= PROBLEM REQUIREMENTS =
Search the entries for the word "Hosting" and pull out each line that has it.

[RECORDS SHOWN Boundary: Start]

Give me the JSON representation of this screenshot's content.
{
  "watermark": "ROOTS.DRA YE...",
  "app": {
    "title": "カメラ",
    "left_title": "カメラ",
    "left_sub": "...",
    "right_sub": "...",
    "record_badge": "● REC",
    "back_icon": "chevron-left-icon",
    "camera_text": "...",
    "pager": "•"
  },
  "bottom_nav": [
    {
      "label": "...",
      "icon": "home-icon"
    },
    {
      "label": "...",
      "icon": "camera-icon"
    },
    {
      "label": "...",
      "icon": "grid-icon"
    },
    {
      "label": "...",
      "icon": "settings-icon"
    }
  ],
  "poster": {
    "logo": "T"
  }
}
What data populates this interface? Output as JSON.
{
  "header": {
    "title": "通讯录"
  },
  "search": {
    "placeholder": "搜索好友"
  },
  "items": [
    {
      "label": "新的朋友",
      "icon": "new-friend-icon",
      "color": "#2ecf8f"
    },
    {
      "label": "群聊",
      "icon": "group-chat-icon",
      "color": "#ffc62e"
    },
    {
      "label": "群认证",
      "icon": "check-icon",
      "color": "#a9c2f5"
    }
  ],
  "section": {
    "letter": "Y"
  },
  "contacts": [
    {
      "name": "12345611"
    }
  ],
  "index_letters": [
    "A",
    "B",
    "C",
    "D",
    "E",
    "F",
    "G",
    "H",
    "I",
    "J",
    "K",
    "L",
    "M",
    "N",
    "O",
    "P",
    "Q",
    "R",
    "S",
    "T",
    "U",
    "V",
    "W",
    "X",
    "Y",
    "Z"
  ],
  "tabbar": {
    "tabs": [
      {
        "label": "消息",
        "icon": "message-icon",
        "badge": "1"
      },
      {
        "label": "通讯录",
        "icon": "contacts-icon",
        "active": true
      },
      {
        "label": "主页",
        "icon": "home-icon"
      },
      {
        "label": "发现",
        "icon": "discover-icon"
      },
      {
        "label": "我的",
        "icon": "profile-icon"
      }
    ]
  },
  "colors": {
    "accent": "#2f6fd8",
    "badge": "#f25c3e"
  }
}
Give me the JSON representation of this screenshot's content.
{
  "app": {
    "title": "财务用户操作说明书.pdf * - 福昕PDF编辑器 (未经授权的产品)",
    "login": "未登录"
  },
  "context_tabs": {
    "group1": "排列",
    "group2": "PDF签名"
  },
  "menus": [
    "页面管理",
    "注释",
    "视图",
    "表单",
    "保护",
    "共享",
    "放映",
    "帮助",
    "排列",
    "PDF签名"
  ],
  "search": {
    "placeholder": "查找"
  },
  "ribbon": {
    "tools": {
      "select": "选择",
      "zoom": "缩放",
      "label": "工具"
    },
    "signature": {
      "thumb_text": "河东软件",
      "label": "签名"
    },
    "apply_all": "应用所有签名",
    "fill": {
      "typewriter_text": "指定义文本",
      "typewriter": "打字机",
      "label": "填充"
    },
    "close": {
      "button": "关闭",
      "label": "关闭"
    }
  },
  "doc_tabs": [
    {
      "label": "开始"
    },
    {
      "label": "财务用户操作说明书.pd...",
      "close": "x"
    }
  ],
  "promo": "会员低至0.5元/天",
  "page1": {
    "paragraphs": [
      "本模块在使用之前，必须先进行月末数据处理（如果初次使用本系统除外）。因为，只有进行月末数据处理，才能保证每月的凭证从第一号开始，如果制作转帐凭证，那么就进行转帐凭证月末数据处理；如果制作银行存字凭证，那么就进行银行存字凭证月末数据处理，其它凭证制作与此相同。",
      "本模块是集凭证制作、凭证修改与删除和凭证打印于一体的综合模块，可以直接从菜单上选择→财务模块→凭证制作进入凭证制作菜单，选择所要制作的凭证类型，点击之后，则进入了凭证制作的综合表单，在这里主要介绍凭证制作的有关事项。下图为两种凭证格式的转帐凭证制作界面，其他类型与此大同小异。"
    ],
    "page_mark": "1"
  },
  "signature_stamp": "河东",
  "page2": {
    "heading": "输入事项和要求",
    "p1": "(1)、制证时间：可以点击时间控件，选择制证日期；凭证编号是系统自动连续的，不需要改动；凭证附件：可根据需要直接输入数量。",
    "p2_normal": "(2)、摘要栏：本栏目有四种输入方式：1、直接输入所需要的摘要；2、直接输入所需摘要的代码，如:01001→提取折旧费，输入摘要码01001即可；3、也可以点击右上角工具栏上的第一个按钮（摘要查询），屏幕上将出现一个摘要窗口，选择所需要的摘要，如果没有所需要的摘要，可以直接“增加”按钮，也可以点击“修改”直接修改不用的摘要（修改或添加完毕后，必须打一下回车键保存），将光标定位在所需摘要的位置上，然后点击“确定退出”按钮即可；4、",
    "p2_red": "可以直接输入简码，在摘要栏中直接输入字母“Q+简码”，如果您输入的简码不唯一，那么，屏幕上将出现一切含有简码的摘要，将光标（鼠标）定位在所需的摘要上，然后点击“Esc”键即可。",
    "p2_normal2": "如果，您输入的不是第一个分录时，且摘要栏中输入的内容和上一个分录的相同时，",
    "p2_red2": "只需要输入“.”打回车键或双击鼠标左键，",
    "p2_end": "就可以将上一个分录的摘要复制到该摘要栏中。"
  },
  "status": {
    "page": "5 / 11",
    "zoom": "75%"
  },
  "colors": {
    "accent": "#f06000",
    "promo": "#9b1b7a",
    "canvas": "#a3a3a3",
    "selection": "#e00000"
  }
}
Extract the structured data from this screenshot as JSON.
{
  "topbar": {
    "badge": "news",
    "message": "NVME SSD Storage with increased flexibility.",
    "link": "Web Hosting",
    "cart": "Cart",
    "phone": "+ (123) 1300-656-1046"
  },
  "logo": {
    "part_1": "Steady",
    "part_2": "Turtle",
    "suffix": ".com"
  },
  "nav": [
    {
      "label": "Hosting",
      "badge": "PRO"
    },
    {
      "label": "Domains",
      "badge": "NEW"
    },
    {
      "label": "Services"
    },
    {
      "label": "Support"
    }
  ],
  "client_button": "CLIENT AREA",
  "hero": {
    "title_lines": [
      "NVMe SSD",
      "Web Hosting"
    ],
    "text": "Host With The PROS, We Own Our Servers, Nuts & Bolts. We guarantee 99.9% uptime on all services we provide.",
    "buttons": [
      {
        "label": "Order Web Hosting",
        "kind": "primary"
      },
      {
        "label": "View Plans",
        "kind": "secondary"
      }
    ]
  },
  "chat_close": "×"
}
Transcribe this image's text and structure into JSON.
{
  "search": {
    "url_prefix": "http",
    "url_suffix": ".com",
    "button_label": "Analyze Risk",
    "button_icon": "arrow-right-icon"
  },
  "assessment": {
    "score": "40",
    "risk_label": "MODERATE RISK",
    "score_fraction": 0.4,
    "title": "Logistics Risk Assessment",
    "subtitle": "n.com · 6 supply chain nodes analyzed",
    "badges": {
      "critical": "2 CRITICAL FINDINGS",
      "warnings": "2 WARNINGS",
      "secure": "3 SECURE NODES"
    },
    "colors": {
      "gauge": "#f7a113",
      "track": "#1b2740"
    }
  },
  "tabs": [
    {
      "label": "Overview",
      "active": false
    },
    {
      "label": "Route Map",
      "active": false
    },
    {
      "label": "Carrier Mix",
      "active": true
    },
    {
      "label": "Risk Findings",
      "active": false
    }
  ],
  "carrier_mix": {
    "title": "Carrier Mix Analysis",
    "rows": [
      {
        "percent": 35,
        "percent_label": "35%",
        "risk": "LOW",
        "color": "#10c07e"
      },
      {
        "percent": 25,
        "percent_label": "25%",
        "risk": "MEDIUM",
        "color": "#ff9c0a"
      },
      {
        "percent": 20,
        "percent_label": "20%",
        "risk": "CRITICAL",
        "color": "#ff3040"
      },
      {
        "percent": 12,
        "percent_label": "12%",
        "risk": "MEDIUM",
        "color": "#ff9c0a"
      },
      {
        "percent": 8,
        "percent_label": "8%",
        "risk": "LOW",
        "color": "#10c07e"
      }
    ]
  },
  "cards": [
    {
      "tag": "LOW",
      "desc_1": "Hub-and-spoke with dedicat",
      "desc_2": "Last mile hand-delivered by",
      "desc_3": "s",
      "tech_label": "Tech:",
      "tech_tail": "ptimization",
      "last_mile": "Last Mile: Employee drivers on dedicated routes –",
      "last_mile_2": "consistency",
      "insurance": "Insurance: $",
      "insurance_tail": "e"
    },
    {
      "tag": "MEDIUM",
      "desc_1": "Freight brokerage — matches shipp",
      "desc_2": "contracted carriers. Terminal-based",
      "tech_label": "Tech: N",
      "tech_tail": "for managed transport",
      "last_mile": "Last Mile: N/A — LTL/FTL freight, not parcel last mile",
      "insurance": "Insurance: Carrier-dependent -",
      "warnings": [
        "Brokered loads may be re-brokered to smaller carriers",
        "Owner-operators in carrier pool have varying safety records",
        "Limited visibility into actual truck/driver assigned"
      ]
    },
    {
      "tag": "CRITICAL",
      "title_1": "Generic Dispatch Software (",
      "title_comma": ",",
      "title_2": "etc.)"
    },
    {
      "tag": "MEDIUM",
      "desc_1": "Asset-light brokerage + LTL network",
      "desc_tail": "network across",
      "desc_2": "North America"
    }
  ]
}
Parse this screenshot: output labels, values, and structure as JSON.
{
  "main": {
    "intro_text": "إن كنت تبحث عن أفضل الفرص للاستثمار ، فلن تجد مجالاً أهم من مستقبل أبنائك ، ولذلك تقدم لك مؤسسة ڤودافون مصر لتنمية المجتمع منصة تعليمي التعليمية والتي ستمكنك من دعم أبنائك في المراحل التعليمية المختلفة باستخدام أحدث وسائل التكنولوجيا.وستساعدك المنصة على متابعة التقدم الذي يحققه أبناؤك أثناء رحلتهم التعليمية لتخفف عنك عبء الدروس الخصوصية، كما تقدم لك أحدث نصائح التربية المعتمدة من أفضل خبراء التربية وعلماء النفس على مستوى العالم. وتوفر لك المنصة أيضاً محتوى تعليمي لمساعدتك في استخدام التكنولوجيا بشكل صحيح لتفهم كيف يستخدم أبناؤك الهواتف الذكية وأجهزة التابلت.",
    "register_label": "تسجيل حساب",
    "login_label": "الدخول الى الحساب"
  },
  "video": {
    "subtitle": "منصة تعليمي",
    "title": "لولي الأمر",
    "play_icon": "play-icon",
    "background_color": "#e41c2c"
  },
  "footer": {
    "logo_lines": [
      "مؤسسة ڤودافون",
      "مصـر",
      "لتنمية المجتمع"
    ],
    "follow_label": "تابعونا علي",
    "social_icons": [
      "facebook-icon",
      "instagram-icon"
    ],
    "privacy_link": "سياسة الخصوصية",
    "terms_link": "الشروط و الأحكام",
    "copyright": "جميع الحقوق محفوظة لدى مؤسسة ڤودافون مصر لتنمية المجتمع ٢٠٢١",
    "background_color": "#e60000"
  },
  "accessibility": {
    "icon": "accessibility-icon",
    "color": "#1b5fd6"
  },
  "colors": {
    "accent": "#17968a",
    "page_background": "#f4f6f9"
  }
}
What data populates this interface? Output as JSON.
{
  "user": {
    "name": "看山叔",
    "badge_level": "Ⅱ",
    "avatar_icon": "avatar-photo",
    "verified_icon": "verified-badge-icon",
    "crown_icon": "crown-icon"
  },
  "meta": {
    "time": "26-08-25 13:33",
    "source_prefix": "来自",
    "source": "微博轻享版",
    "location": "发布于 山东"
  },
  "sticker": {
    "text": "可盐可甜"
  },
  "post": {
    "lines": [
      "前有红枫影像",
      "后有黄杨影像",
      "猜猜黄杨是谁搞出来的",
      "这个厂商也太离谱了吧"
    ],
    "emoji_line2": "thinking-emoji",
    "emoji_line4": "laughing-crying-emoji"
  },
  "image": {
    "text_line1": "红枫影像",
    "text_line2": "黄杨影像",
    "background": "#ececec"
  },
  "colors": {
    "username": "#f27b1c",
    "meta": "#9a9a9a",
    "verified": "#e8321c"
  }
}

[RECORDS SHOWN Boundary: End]

= OUTPUT BELOW =
    "link": "Web Hosting",
      "label": "Hosting",
      "Web Hosting"
        "label": "Order Web Hosting",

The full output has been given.